In 1979, Anthony T. "Tony" Farese was elected Chancery Court Judge for the 18th Chancery District (Benton, Calhoun, Lafayette, Marshall, Tippah counties). As Chancellor, Tony created an innovative child visitation schedule designed to insure that non-custodial parents received a fair amount of visitation with their children. The schedule became so popular that it was adopted in almost all of the Districts of the State of Mississippi and is now known and referred to in Divorce Decrees as the “Farese Visitation Schedule”. Tony was very active in the Mississippi Chancery Judges Conference and at the request of the Mississippi Supreme Court served on the Advisory Committee on Rules of the Supreme Court of Mississippi from 1983 until 1998. Due to health reasons, Tony was forced to retire from that position on December 31, 1998, after serving 20 years on the bench. Tony was revered by all of his fellow attorneys in the state of Mississippi as one of the finest and fairest Chancellors to have served in this state. It was a sad day for the State of Mississippi when Tony finally succumbed to Parkinson’s Disease on November 12th, 2002.
Kay Farese Turner of Memphis, Tennessee, chose to do it "her way" and left Ashland to try her hand at law practice in Memphis, just fifty miles from Ashland. She was imbued with the same desire to be an advocate in the legal arena. Presently, she is considered the top domestic trial attorney in Memphis. She was married to "the late" Jerome Turner, the United States District Judge for the Western Division of Tennessee.
The next generation of Fareses began to follow in the footsteps of Big John Farese. In 1986, Anthony L. "Tony" Farese, joined the firm. He continued the tradition of legal excellence established by his Uncle, Big John, and his father, Chancellor Farese. With teaching experience available at every turn, Tony quickly emerged as a mighty advocate for those charged with violations of the criminal law. Steven E. Farese, Sr., served as Tony's mentor. Now, together, they form one of the most widely acclaimed criminal defense teams in Mississippi and the Mid-South area.
Robert Q. "Bob" Whitwell, Sr., served at the United States Attorney for the Northern District of Mississippi, for eight years. Whitwell had earned the respect and admiration of those with whom he dealt. Hard work, honesty and fairness were his hallmarks. In 1993, Bob left the U. S. Attorneys office to join Farese, Farese & Farese, P. A. Bob had his own private practice in Southaven, Mississippi, prior to his years as U. S. Attorney. As a seasoned litigator with great people skills, Bob was a welcome addition to the firm.
The third generation of Fareses entered the practice in 1996 and 1997 when Steve Farese, Jr., son of Steven Ellis Farese, Sr., and John Stannard Farese., son of John Booth Farese, joined the firm. Steve Jr. followed in the footsteps of his father and his cousin Tony focusing primarily on criminal litigation, while John S. Quickly became a well learned advocate of civil and chancery practice.

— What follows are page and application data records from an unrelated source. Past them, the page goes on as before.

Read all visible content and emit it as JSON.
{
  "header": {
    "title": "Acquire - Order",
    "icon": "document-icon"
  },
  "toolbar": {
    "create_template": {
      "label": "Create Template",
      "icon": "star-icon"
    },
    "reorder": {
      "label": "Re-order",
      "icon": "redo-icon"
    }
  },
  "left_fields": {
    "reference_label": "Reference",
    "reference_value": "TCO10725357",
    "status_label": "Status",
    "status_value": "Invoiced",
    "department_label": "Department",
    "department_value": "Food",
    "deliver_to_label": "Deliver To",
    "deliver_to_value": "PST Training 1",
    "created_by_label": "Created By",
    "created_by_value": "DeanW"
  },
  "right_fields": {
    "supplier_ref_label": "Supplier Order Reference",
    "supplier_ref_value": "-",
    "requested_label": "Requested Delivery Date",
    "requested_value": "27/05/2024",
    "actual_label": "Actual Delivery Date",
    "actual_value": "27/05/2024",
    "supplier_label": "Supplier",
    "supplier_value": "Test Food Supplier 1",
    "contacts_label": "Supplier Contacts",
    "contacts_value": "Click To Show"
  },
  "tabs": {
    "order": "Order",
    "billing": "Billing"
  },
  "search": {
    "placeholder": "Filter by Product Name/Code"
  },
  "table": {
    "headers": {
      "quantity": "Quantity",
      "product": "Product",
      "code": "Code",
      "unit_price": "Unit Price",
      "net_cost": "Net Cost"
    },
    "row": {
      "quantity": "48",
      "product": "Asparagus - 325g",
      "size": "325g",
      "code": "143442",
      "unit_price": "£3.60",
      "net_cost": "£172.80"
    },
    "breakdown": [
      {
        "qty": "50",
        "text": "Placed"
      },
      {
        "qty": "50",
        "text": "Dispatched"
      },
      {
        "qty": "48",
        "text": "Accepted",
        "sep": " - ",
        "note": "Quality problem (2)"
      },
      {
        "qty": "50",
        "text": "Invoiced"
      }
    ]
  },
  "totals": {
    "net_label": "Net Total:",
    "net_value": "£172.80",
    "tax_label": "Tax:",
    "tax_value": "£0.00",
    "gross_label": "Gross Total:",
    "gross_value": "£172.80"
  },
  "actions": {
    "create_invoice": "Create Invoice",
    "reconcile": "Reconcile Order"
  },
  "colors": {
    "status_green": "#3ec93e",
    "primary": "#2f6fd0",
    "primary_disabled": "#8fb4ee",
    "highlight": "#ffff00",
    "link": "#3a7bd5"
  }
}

Yet another Farese joined the growing number of attorneys, when Alison Farese Thomas, youngest daughter of Chancellor Farese, joined the firm in 1999. Alison had accepted a position and worked for a prestigious civil defense firm since her graduation from University of Mississippi Law School in 1993. Bringing a view into the realm of civil defense, Alison quickly became a valuable member to the firm.
From a humble one-man office that was so small you had to jump over the desk, to a 12,000 square foot building with seven attorneys and a staff of thirteen, the Farese Firm has evolved into one of the foremost leading Law Firms in the Mid-South. With a commitment towards protecting the civil rights and liberties for all people, Farese, Farese, & Farese will continue to strive for equal justice in the face of adversity.